4. “In climbing income ladder, location matters,” New York Times interactive graphics based on study by Harvard's Economic Opportunity Project
The study — based on millions of anonymous earnings records and being released this week by a team of top academic economists — is the first with enough data to compare upward mobility across metropolitan areas. These comparisons provide some of the most powerful evidence so far about the factors that seem to drive people’s chances of rising beyond the station of their birth, including education, family structure and the economic layout of metropolitan areas.
5. "Evicted," A profile of destitute renters and their landlords in Milwaukee, by Harvard sociologist Matthew Desmond
The day Arleen and her boys had to be out was cold. But if she waited any longer, the landlord would summon the sheriff, who would arrive with a gun, a team of boot-footed movers, and a folder judge’s order saying that her house was no longer hers. She would be given two options: truck or curb. 'Truck' would mean that her things would be loaded into an eighteen-footer and later checked into bonded storage. She could get everything back after paying $350. Arleen didn’t have $350, so she would have opted for 'curb,' which would mean watching the movers pile everything onto the sidewalk. Her mattresses. A floor-model television. Her copy of 'Don’t Be Afraid to Discipline.' Her nice glass dining table and the lace tablecloth that fit just-so. Silk plants. Bibles. The meat cuts in the freezer. The shower curtain. [Her son] Jafaris’s asthma machine.
Read The Monitor's interview with author Matthew Desmond.
6. "Inequality for All," a documentary by Robert Reich
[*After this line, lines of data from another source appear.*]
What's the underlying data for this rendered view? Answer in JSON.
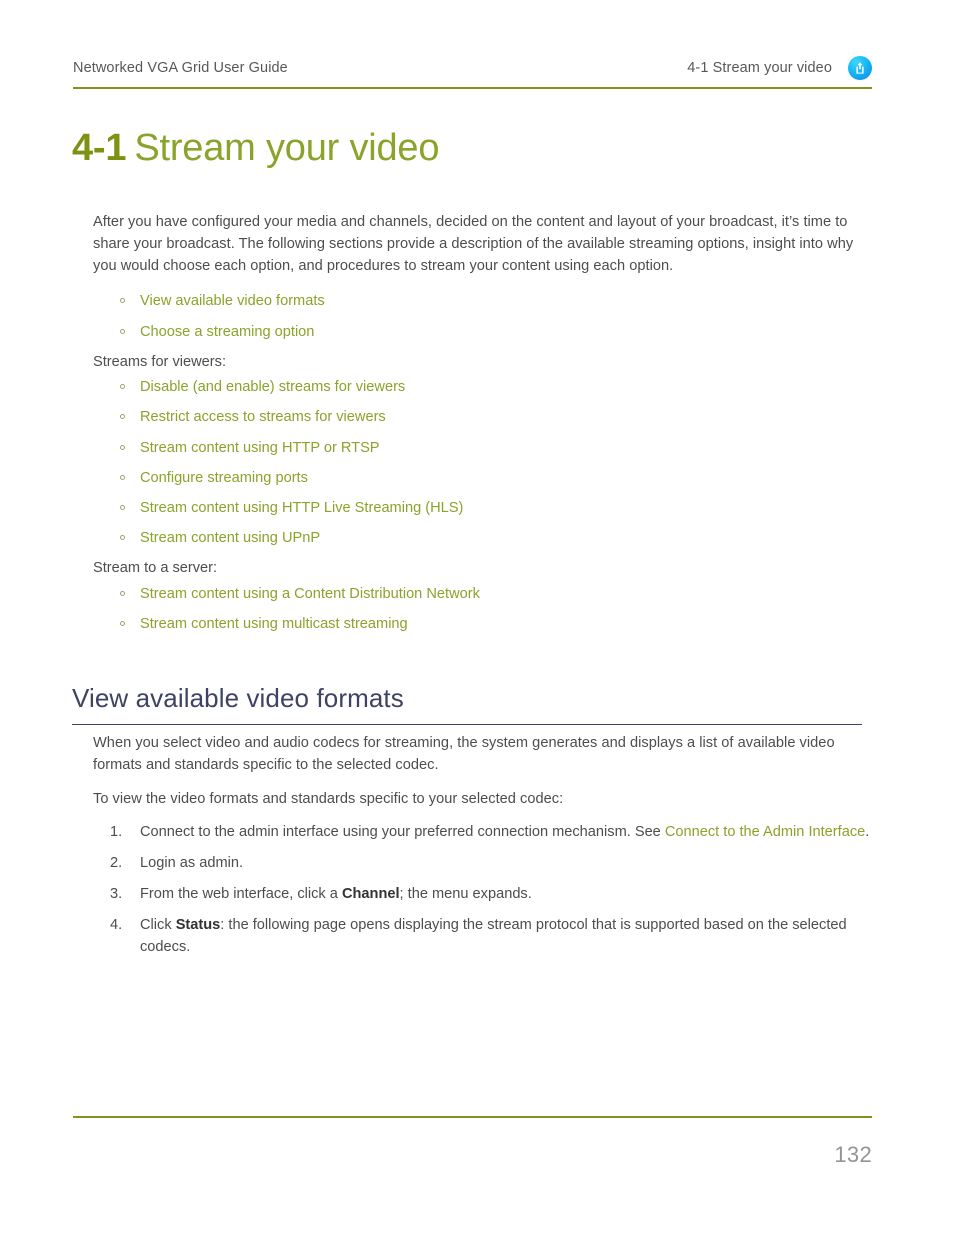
{
  "header": {
    "left_text": "Networked VGA Grid User Guide",
    "right_text": "4-1 Stream your video",
    "logo_icon": "share-upload-icon",
    "rule_color": "#84941b"
  },
  "title": {
    "number": "4-1",
    "text": "Stream your video",
    "number_color": "#7d9212",
    "text_color": "#8aa32b"
  },
  "intro": {
    "paragraph": "After you have configured your media and channels, decided on the content and layout of your broadcast, it’s time to share your broadcast. The following sections provide a description of the available streaming options, insight into why you would choose each option, and procedures to stream your content using each option."
  },
  "top_links": [
    {
      "label": "View available video formats"
    },
    {
      "label": "Choose a streaming option"
    }
  ],
  "viewers_section": {
    "label": "Streams for viewers:",
    "links": [
      {
        "label": "Disable (and enable) streams for viewers"
      },
      {
        "label": "Restrict access to streams for viewers"
      },
      {
        "label": "Stream content using HTTP or RTSP"
      },
      {
        "label": "Configure streaming ports"
      },
      {
        "label": "Stream content using HTTP Live Streaming (HLS)"
      },
      {
        "label": "Stream content using UPnP"
      }
    ]
  },
  "server_section": {
    "label": "Stream to a server:",
    "links": [
      {
        "label": "Stream content using a Content Distribution Network"
      },
      {
        "label": "Stream content using multicast streaming"
      }
    ]
  },
  "section": {
    "heading": "View available video formats",
    "heading_color": "#3e4363",
    "paragraph_1": "When you select video and audio codecs for streaming, the system generates and displays a list of available video formats and standards specific to the selected codec.",
    "paragraph_2": "To view the video formats and standards specific to your selected codec:"
  },
  "steps": {
    "step1_prefix": "Connect to the admin interface using your preferred connection mechanism. See ",
    "step1_link": "Connect to the Admin Interface",
    "step1_suffix": ".",
    "step2": "Login as admin.",
    "step3_prefix": "From the web interface, click a ",
    "step3_bold": "Channel",
    "step3_suffix": "; the menu expands.",
    "step4_prefix": "Click ",
    "step4_bold": "Status",
    "step4_suffix": ": the following page opens displaying the stream protocol that is supported based on the selected codecs."
  },
  "footer": {
    "page_number": "132",
    "rule_color": "#84941b"
  }
}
Remember: We make the rules of the economy. We have the power to change those rules. You’ve got to mobilize, you’ve got to organize, you’ve got to energize other people. Politics is not, ‘out there.’ It starts here.